Joel Sternfeld, The Space Shuttle Columbia Lands at Kelly Air Force Base, San Antonio, Texas, March 1979
“All of my work has been about ideas of utopia and dystopia. I think that’s what gives America interest. It’s many things all at once. It’s such a complicated society.”
Born of a desire to follow the seasons up and down America, and equally to find lyricism in contemporary American life despite all its dark histories, American Prospects has enjoyed a life of acclaim. Its pages are filled with unexpected excitement, despair, tenderness and hope. Its fears are expressed in beauty, its sadnesses in irony. Oddly enough, the society it seems to presage has now come to be; oddly enough, the ideas of this book bespeak our present moment.
Joel Sternfeld, Glen Canyon Dam, Page, Arizona
Joel Sternfeld, Bikini contest, Fort Lauderdale, Florida, March 1983
Joel Sternfeld, After A Flash Flood, Rancho Mirage, California 1979
Joel Sternfeld, Portage Glacier, Alaska, July 1984
Joel Sternfeld, Canyon Country, California, June 1983
Joel Sternfeld, Car Sleeping

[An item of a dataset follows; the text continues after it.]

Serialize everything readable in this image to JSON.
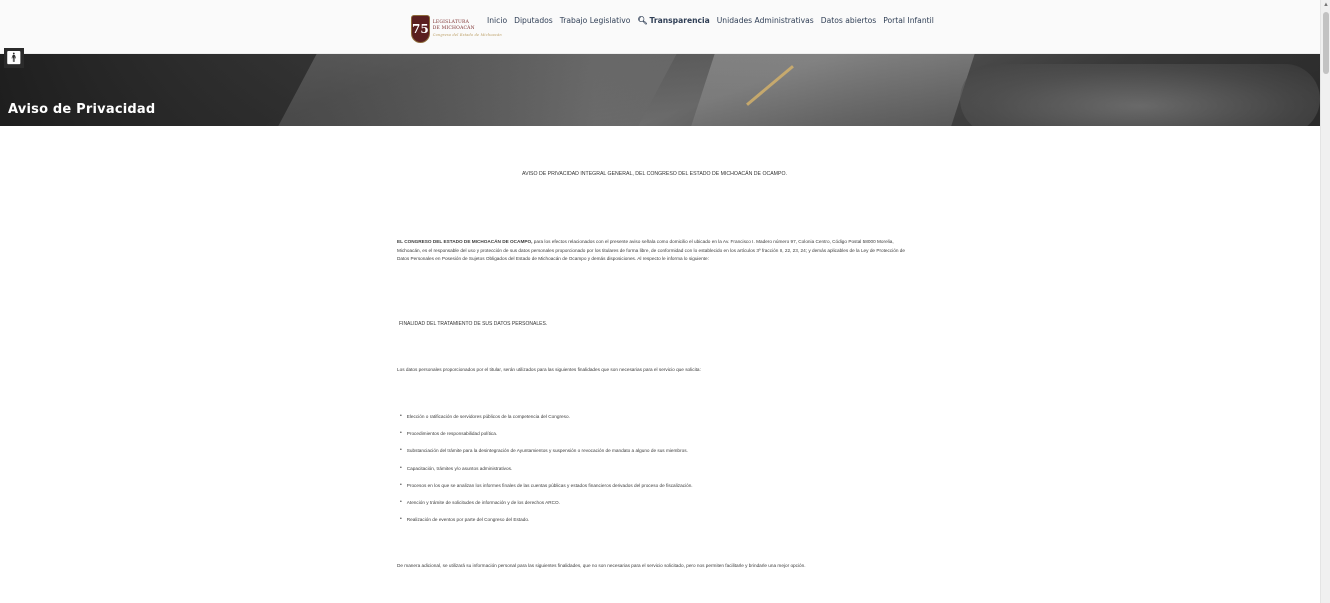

Often out of print, this new edition of Joel Sternfeld’s seminal book returns to the format of the original 1987 edition. All of the now classic images within it – alongside a group of never published photographs – examine a once pristine land stewarded by indigenous peoples who needed no lessons in stewardship, and a land now occupied by a mix of peoples hoping for salvation within the fraught paths of late capitalism. The result suggests a vast nation whose prospects have much to do with global prospects, a “teenager of the world” unaware of its strengths, filled with idealism and frequent failings. These pictures see all but judge not.
Joel Sternfeld, A Blind Man in His Garden, Homer, Alaska, June 1984
Joel Sternfeld, Wet n Wild Aquatic Theme Park, Orlando, Florida, September 1980
Joel Sternfeld, Woodside, California, 1988
Joel Sternfeld, Tent City, Houston, Texas, January 1983
Joel Sternfeld, McLean, Virginia, December 1978
Joel Sternfeld, Minihouse
Joel Sternfeld numbers among the most important protagonists of the New Color Photography movement, which discovered color for art photography in the 1970s. Sternfeld has spent years traveling around the United States as a critical observer, documenting the country and its inhabitants in all their idiosyncrasies and contradictions. His grandiose series American Prospects (1978–86) focuses on how human beings relate to the American landscape – a landscape they’ve helped to shape. In addition to exposing a natural world subject to economic exploitation and threatened by accumulating ecological damage, the frequently whimsical everyday scenes captured by Sternfeld in this series also permit inferences as to the sociopolitical conditions of that era. American Prospects is part of a major donation to the Albertina Museum by the artist himself, and the present exhibition presents a first-ever survey of these donated works.
Joel Sternfeld, A Kickapoo Man in Eagle Pass, Texas, January 1983
Joel Sternfeld, Abandoned Motel, Location Unknown, Date Unknown
Joel Sternfeld, Beverly Hills, California, May 1979
Joel Sternfeld, Member of the Christ Family Religious Sect, Hidalgo County
Joel Sternfeld, Swift River, White Mountain National Forest, New Hampshire, July 1980
Joel Sternfeld,Vietnam Veterans Memorial Wall, Washington, D.C., May 1986
“You take 35 degrees out of 360 degrees and call it a photo. No individual photo explains anything. That’s what makes photography such a wonderful and problematic medium.”
Joel Sternfeld is an artist-photographer whose work is concerned with utopic and dystopic possibilities of the American experience. Ever since the publication of his landmark study, American Prospects in 1987 his work has maintained conceptual and political aspects, while also being steeped in history, art history, landscape theory and attention to seasonal passage. It is a melancholic, spectacular, funny and profound portrait of America. The curator Kevin Moore has claimed that the work embodies the “synthetic culmination of so many photographic styles of the 1970s, incorporating the humor and social perspicacity of street photography with the detached restraint of New Topographics photographs and the pronounced formalism of works by so many late-decade colorists” (Kevin Moore, Starburst: Color Photography in America 1970–1980).